Book chapterNR Fortes & VL Corre Jr. - In T Bagarinao (Ed.), Research Output of the Fisheries Sector Program, 2007 - Bureau of Agricultural Research, Department of AgricultureTiger shrimp Penaeus monodon were stocked in three 1,000 m2 ponds at 12,000 juveniles/pond and grown for 141 days. Water quality in the ponds was monitored over the grow-out period, particularly before and after every water change. BOD, chlorophyll a, and total dissolved solids of the effluent increased over the grow-out period due to increased biomass and feed input. Similar trends were observed for inorganic nitrogen, reactive phosphorus, total suspended solids, and hydrogen sulfide. Concentrations decreased after draining and reflooding. Soil samples also showed increases in organic matter available phosphate, carbon, and nitrogen content over the grow-out period. Effluents from semi-intensive shrimp ponds were discharged into eight treatment ponds (each 200 m2): three sedimentation ponds, three with Gracilaria stocked at 20 kg/pond, and two with mussels stocked at 10/m2. Measurements were made of pH, ammonia, nitrite, nitrate, reactive phosphorus, biochemical oxygen demand, chlorophyll a, total suspended solids, and total dissolved solids in the water in the treatment ponds after effluent addition, one week and two weeks later, and before draining. Soil pH, organic matter, and phosphorus were also analyzed every two weeks. The changes in these variables were similar among the three treatments in the eight ponds. In this study, water quality of effluents improved after one week in the treatment ponds.

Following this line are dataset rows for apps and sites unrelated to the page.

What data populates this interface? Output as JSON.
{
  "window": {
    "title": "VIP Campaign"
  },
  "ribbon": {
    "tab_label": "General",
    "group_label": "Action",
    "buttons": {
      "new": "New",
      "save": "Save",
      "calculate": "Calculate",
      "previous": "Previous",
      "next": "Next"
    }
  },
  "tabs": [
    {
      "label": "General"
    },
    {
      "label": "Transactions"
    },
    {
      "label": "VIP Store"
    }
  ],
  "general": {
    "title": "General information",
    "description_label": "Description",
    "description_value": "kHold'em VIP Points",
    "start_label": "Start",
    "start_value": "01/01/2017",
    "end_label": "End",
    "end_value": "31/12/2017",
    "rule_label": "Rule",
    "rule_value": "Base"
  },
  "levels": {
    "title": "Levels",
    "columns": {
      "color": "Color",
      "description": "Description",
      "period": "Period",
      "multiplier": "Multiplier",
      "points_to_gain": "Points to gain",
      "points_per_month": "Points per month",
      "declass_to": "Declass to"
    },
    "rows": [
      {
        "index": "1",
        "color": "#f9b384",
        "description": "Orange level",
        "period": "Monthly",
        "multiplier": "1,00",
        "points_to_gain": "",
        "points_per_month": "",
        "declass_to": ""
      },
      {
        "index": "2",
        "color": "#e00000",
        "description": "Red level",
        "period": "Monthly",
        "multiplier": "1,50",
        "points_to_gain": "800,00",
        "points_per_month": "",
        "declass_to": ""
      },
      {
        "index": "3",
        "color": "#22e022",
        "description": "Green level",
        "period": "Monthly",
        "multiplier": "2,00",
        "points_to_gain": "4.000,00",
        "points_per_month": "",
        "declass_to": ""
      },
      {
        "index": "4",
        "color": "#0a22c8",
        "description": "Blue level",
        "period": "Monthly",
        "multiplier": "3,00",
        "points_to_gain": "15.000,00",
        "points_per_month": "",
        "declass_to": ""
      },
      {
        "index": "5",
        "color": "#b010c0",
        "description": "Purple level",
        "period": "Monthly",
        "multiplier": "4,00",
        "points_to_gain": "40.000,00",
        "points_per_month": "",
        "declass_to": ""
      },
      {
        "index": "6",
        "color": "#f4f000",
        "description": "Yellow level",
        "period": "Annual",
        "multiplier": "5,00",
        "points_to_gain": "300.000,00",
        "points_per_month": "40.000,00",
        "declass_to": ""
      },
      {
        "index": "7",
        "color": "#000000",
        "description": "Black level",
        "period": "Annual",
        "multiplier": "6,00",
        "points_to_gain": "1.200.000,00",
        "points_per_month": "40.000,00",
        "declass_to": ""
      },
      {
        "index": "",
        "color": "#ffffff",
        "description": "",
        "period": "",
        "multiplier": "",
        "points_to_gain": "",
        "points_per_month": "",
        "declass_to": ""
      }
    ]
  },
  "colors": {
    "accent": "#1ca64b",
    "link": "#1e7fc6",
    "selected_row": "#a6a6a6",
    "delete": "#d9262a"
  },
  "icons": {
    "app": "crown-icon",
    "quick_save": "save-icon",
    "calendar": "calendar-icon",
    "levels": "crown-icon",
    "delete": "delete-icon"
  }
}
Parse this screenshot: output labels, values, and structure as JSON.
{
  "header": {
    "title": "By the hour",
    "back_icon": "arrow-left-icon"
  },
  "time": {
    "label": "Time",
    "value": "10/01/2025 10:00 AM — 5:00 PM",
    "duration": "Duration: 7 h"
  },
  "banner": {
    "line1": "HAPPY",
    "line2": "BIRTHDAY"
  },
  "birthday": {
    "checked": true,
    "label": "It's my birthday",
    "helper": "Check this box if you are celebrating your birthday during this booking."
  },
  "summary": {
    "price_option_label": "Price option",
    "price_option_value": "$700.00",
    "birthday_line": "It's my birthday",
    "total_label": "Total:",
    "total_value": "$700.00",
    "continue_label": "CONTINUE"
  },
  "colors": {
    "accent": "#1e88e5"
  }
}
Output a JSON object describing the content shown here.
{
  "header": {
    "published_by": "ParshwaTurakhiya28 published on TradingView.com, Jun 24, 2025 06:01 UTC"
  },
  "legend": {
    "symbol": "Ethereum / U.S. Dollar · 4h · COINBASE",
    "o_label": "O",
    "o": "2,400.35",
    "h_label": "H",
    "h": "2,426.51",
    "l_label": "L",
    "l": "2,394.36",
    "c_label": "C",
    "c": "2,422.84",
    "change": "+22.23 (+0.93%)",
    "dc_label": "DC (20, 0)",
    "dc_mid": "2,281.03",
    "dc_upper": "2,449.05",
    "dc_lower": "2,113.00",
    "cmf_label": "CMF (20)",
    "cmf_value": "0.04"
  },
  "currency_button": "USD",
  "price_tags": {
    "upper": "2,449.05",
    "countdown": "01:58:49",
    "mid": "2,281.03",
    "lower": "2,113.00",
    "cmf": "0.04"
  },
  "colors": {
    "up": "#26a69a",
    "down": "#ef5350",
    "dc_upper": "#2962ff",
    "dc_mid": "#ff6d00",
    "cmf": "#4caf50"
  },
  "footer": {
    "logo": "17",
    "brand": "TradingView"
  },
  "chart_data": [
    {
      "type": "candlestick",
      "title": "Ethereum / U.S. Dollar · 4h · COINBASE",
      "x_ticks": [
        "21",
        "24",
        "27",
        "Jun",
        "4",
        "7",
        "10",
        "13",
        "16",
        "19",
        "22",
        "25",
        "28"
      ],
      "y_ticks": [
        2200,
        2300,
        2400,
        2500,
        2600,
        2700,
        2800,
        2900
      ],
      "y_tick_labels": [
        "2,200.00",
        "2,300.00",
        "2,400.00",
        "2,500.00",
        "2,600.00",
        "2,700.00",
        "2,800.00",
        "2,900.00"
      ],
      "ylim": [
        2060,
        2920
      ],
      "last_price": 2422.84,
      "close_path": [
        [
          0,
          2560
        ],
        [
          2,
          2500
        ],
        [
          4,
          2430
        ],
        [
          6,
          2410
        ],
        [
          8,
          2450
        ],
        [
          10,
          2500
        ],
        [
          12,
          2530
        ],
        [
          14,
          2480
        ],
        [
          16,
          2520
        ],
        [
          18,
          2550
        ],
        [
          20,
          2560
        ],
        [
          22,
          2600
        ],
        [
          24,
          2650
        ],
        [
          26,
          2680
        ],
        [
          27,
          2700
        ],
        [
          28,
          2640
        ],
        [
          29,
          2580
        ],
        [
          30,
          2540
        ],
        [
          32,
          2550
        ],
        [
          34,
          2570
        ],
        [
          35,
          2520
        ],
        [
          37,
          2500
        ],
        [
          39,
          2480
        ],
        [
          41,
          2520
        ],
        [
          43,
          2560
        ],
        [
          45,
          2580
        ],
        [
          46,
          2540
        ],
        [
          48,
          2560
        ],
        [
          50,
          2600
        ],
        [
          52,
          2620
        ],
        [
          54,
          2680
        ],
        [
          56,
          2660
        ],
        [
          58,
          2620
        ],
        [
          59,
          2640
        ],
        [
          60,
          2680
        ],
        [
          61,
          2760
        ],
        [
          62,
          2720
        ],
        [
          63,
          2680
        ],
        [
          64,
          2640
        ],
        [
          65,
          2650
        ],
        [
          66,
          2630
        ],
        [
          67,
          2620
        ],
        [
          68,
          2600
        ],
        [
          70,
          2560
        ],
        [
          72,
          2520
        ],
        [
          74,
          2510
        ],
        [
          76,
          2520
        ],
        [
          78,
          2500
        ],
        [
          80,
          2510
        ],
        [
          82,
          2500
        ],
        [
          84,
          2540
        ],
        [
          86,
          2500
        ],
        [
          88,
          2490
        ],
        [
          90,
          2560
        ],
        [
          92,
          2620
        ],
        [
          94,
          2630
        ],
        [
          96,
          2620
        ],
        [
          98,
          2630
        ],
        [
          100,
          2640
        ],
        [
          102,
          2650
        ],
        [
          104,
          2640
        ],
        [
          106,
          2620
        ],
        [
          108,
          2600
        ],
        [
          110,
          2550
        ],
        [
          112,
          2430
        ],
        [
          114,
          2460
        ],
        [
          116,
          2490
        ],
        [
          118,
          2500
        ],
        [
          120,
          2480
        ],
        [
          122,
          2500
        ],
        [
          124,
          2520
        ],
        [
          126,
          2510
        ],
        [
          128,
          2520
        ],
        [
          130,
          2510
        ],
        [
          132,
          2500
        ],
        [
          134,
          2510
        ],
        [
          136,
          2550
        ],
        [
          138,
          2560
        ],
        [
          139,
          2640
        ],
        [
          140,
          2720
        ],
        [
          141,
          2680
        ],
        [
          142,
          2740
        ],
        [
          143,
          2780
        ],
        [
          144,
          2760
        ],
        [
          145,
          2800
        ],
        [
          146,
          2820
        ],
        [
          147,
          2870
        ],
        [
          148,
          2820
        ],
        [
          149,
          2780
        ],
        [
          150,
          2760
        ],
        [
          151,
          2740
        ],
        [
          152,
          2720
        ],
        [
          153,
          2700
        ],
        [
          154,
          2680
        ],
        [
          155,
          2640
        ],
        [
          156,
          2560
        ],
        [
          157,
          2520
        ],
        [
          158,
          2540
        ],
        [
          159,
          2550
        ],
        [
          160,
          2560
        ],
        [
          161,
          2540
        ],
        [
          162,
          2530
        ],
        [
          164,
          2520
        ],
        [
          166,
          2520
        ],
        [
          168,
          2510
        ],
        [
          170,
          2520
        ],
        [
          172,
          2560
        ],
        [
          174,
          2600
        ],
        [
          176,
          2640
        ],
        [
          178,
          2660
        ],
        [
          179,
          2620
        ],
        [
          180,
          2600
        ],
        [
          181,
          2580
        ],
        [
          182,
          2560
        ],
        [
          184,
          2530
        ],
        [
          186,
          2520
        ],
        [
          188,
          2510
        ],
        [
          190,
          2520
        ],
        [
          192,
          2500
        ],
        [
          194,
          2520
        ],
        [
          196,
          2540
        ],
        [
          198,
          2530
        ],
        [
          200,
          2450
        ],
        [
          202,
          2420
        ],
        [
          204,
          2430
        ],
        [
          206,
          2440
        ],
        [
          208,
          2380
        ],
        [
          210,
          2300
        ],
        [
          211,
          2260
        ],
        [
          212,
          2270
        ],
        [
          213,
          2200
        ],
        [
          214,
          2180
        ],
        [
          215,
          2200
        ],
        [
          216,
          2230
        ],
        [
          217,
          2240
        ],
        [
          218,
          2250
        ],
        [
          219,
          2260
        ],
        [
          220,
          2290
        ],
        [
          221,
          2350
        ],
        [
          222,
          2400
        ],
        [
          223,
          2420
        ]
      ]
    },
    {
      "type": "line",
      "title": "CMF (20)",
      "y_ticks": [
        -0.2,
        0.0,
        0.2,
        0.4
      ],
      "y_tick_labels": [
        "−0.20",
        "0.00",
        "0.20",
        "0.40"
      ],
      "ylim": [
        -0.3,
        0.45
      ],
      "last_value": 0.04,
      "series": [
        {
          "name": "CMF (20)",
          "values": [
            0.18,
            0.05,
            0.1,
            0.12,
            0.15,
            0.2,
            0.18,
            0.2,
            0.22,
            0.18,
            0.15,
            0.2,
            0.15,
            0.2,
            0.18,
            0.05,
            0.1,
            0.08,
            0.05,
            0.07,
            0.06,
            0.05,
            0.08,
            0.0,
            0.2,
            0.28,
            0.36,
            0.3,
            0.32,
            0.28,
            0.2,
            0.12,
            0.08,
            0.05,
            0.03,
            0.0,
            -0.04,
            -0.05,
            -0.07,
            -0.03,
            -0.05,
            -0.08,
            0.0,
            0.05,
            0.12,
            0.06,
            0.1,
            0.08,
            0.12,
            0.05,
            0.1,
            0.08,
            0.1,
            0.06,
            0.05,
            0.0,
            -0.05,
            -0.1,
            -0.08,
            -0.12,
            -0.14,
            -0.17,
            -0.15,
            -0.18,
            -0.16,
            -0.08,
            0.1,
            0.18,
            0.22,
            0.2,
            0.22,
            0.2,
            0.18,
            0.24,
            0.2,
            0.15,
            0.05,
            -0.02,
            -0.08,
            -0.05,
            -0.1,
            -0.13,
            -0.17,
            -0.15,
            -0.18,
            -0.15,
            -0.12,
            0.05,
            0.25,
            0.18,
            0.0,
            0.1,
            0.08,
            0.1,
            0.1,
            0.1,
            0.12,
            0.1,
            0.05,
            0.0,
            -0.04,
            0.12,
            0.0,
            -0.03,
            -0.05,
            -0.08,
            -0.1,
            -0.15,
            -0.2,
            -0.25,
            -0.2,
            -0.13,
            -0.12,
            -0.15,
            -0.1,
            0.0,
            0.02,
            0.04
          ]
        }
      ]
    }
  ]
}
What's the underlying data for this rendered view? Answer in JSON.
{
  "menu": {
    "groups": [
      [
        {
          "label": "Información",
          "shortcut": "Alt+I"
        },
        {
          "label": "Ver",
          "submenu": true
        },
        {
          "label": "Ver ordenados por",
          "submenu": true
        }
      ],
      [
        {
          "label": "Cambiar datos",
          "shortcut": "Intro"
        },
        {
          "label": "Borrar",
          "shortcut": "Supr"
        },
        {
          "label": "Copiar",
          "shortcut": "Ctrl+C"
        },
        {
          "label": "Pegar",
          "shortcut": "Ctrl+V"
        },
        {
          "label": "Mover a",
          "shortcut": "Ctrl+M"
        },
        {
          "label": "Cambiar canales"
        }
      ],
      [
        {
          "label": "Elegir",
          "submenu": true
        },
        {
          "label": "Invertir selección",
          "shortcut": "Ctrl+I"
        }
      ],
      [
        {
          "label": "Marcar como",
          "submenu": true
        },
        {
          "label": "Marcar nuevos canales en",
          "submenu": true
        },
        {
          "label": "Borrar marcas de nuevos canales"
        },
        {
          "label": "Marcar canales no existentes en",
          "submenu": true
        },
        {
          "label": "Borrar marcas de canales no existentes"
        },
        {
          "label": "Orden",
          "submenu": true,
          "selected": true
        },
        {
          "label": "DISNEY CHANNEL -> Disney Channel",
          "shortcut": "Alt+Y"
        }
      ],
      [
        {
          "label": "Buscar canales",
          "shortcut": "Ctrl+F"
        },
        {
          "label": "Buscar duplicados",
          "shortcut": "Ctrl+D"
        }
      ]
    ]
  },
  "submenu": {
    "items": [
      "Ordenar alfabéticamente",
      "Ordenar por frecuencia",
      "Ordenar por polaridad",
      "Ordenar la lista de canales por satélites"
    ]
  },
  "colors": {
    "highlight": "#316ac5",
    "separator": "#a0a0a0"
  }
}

Book chapterOM Millamena - In OM Millamena, RM Coloso & FP Pascual (Eds.), Nutrition in Tropical Aquaculture: Essentials of fish nutrition, feeds, and feeding of tropical aquatic species, 2002 - Aquaculture Department, Southeast Asian Fisheries Development CenterThis section discusses the macro, micro, and trace minerals; their physiologic functions; and deficiency signs and symptoms. It also gives a summary of the mineral functions and mineral requirements of fishes and shrimp.